WORK REQUEST:
Find all the lines in the entries below that hold the word "Daum" and copy them.

Stored dataset items:
----

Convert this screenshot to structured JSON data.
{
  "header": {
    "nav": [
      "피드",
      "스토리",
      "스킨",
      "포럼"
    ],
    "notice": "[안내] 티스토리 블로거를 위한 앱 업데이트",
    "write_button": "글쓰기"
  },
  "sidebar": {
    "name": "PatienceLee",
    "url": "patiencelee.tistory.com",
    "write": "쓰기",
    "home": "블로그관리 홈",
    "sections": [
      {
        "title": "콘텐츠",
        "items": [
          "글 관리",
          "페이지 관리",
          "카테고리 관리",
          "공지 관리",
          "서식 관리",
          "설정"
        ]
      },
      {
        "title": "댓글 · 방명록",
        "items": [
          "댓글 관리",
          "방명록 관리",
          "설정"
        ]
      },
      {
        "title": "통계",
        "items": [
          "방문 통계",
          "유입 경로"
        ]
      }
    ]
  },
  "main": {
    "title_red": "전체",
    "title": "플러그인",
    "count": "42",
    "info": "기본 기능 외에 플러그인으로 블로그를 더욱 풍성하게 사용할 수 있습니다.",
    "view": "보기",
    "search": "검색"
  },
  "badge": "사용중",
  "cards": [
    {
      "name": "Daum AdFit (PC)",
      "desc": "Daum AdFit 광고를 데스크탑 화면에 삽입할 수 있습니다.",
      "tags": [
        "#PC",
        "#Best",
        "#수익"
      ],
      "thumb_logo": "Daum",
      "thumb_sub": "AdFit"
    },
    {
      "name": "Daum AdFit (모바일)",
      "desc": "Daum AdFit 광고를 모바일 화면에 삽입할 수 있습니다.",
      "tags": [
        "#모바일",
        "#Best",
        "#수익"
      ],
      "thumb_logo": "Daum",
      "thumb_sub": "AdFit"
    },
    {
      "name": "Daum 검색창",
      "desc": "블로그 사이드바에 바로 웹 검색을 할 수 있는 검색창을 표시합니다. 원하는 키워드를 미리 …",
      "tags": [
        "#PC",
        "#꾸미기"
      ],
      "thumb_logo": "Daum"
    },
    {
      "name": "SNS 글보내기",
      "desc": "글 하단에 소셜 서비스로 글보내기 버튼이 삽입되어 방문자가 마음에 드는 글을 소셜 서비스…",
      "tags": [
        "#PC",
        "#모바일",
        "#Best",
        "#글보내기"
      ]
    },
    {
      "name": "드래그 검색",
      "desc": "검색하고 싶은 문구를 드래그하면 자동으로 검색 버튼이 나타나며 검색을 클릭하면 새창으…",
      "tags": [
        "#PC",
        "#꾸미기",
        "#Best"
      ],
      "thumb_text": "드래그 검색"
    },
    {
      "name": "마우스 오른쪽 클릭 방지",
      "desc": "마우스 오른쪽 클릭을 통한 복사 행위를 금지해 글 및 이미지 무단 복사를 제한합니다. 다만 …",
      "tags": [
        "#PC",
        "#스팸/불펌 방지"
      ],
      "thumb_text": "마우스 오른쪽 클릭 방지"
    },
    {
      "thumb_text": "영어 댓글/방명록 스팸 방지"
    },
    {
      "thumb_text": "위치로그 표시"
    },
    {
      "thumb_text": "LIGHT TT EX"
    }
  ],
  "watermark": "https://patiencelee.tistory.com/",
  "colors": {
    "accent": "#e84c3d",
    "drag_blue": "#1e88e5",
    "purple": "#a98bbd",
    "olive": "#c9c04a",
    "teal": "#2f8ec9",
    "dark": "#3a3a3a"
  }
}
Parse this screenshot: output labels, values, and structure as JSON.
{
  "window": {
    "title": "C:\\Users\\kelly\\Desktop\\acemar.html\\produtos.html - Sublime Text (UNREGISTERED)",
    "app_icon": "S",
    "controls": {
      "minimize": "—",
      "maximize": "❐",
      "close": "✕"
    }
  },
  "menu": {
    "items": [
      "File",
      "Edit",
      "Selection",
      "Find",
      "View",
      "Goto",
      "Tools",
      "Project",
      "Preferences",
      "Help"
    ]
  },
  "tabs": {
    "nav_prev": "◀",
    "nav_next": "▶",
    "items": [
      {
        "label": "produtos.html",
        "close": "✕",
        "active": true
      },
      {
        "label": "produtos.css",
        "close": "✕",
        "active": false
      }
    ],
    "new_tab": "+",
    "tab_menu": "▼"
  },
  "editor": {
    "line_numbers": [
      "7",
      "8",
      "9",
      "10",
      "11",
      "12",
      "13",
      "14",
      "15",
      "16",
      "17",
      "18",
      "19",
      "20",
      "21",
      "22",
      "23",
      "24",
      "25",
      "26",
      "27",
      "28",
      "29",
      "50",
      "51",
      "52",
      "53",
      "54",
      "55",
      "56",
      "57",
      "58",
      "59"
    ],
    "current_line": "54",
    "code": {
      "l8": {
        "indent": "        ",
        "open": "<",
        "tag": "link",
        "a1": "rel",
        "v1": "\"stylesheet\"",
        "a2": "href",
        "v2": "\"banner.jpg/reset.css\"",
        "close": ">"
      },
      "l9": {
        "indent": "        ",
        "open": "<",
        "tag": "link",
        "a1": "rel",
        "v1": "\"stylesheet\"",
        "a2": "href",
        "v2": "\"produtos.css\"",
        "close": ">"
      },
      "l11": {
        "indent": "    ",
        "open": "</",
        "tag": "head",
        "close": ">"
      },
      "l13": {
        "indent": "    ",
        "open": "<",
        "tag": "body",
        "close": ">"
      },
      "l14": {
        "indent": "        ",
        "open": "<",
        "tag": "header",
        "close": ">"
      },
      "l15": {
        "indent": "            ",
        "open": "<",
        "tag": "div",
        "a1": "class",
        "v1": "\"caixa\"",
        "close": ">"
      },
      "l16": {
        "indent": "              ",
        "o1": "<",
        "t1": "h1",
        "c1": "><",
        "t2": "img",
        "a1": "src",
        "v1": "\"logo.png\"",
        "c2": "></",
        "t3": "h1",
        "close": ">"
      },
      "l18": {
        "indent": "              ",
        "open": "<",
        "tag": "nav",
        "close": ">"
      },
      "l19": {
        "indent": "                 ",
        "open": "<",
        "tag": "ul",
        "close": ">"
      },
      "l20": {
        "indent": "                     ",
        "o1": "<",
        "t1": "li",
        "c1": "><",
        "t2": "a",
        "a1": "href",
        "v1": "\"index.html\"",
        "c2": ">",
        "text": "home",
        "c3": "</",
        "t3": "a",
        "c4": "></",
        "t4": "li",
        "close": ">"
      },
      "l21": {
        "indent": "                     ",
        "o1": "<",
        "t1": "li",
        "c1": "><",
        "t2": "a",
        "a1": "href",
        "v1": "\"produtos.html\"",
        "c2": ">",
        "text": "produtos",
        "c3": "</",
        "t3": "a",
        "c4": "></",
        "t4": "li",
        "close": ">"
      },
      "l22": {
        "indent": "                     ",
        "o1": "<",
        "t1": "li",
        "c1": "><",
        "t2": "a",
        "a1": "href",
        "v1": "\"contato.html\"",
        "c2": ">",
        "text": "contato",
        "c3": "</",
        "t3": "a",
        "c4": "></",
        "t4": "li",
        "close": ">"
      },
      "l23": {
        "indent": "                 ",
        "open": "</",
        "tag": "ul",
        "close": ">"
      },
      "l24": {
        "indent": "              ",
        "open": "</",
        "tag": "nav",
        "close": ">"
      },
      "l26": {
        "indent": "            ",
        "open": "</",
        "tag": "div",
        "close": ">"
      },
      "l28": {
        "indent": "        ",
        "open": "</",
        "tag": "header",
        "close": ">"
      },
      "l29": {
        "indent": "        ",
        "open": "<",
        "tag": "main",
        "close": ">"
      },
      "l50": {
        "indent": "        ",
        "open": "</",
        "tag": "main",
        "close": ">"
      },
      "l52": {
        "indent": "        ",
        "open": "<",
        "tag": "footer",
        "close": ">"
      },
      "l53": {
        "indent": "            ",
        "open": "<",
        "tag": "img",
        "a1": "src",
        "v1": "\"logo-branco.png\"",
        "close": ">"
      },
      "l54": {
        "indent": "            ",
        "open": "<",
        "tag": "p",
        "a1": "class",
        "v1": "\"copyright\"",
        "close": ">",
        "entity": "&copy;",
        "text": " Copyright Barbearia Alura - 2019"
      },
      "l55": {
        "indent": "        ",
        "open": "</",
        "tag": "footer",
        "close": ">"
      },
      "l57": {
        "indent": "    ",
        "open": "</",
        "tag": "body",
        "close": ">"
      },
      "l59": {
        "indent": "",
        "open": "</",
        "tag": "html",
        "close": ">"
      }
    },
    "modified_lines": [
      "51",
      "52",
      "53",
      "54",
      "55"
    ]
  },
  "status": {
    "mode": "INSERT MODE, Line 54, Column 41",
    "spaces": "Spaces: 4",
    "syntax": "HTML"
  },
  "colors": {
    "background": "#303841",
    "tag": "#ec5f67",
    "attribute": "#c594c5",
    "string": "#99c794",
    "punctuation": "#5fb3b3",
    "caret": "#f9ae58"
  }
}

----

TASK OUTPUT:
      "name": "Daum AdFit (PC)",
      "desc": "Daum AdFit 광고를 데스크탑 화면에 삽입할 수 있습니다.",
      "thumb_logo": "Daum",
      "name": "Daum AdFit (모바일)",
      "desc": "Daum AdFit 광고를 모바일 화면에 삽입할 수 있습니다.",
      "thumb_logo": "Daum",
      "name": "Daum 검색창",
      "thumb_logo": "Daum"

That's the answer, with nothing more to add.